While deceptively simple, Super Planet Crush is designed as a gateway drug into harder exoplanet-hunting exploits.
One of my many exoplanet systems at work, right before disaster struck. Image: Super Planet Crash
We're all hurtling at tens of thousands of miles an hour through a solar system of unfathomable complexity, one that's just a tiny part of a universe of completely incomprehensible size. Yes, space is mind-blowingly awesome, and deserving of every superlative you can throw at it. But it can also be hard to wrap you head around how it works on a visceral level, which is why I can't stop playing Super Planet Crash.
Super Planet Crash is a deceptively-simple browser game developed by Stefano Meschiari, a postdoctoral astronomer at UT Austin. The game lets users build model star systems that are governed by a Newtonian model of gravity; the goal is to get the highest score—more complex systems with larger bodies rack up more points—while also surviving for 500 years.
It's pretty easy to get one Earth-sized planet to rotate a star, but when you start sending larger bodies into orbit, things can decay quickly. As the search for exoplanets continues, it's a great way to show just how rare a working, complex star system actually is.
"While there are many, many physical bells and whistles that one could add to the simulation, at the most basic level the dynamics of planetary systems is dominated by the simple law of gravity one learns in school," Meschiari said over chat. "I think the simplicity of it is one of the things that appeal to both my friends working in astronomy, and the 'regular' people that are playing with it."
The project is an offshoot of Systemic, software designed to help researchers searching for exoplanets sift through data gleaned from the Keck and APF telescopes.
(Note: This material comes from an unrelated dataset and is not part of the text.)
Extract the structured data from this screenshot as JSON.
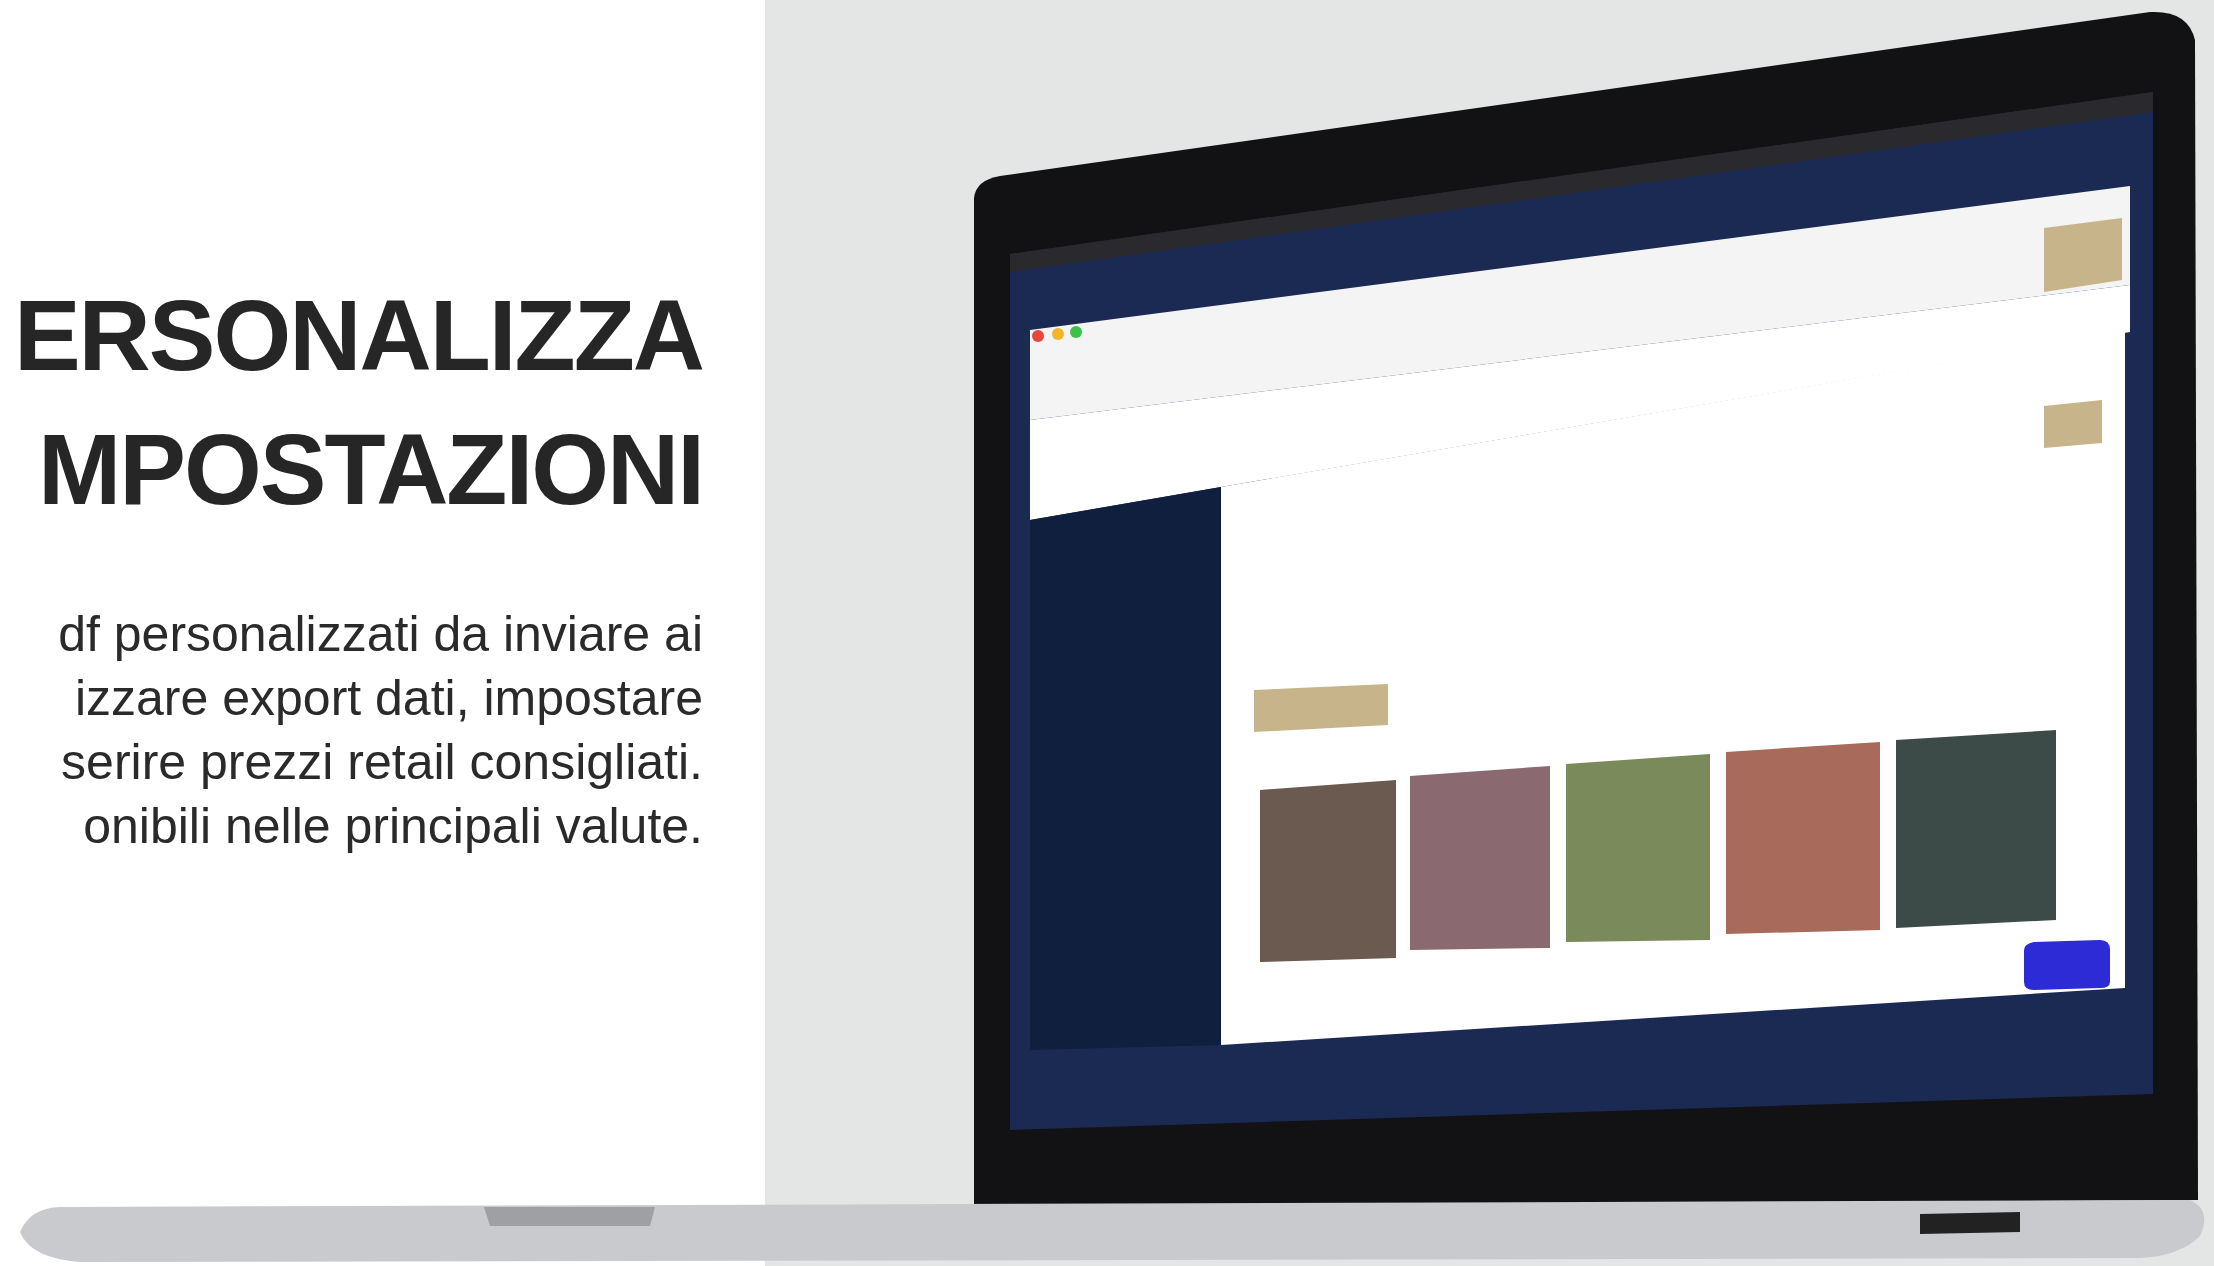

The original Systemic console was written by Greg Laughlin, a professor of astronomy and astrophysics at the University of California, Santa Cruz, with development help from Meschiari, who was a grad student at the time. Meschiari also did much of the work on Systemic 2, a more advanced iteration of the software, as well as an online version.
"Systemic is the app that people can use to look at real data coming from telescopes around the world. I made it simple enough that even a student or amateur without training could use it. A lot of people enjoy using it, however it is still too technical and difficult for the casual user," Meschiari said.
"Hopefully people that play SPC then want to know more about exoplanets and perhaps even graduate to other online tools, like Systemic or Planet Hunters, or take one of the MOOC classes on exoplanets!" he added.
Meschiari said that, even though the game is targeted at more casual space fans who'd like to learn a bit more about planetary dynamics, his colleagues—you know, actual astronomers—love it.
"People are berating me because it's making them waste valuable time when they should be writing proposals for the Hubble telescope," he said. "When I first sent it around to a few colleagues for beta testing, the department stopped for one afternoon."
Astronomers aren't the only ones stoked on the game. "The website has been brought down tens of time today and my web hosting account was temporarily suspended," he said. "In just eight hours yesterday I got almost 200,000 views, which is not too shabby for an astronomy game."
While Meschiari said SPC is currently one of the projects he works on in his spare time, he's hoping to get funding to help support its development, as well as make Systemic, the more serious app, more easily used by the layperson. (While Systemic Live does offer tutorials, it still takes a bit of work before the uninitiated can get started.)
Systemic Live is a powerful tool for exoplanet hunting, but it takes time to learn to use.
"I would really like to make the Systemic app less dry and technical, and more user-friendly and 'immersive.' Browsers today incorporate really sophisticated technology, like WebGL, that is just begging to be used for cool, realistic three-dimensional visualizations of data and exoplanetary systems," he said. "I've been talking with some of my colleagues about interesting, cool things to add to Super Planet Crash—like a binary stellar companion, or accretion of gas from an external disk—the possibilities are really endless!"
After playing off-and-on for much of the last 24 hours, it's clear just how difficult building a complex planetary system actually is. You might think you've got your ice giant orbiting nicely outside a packed habitable zone (bonus points for that!), but after a few years, the orbit might decay; throw in a few more planets, and you might get back to equilibrium, or everything might collapse. I asked Meschiari was the best strategy is, hoping to get an edge.
"You'll have to ask some of my colleagues that hold those 100,000,000 points scores!" he said. "I'm too impatient to play the game myself, so my score is tragically low!"
I suppose there's no better vote of support for the realism of an astronomy game than the fact that the best players are actual astronomers. But that's the point: By developing a game that actually shows people how star systems work, Meschiari created a clear stepping stone from casual exoplanet interest into actual hands-on study, which is made possible by Systemic. For current and future citizen scientists with an eye towards the stars, it's exciting to see such support from the pros.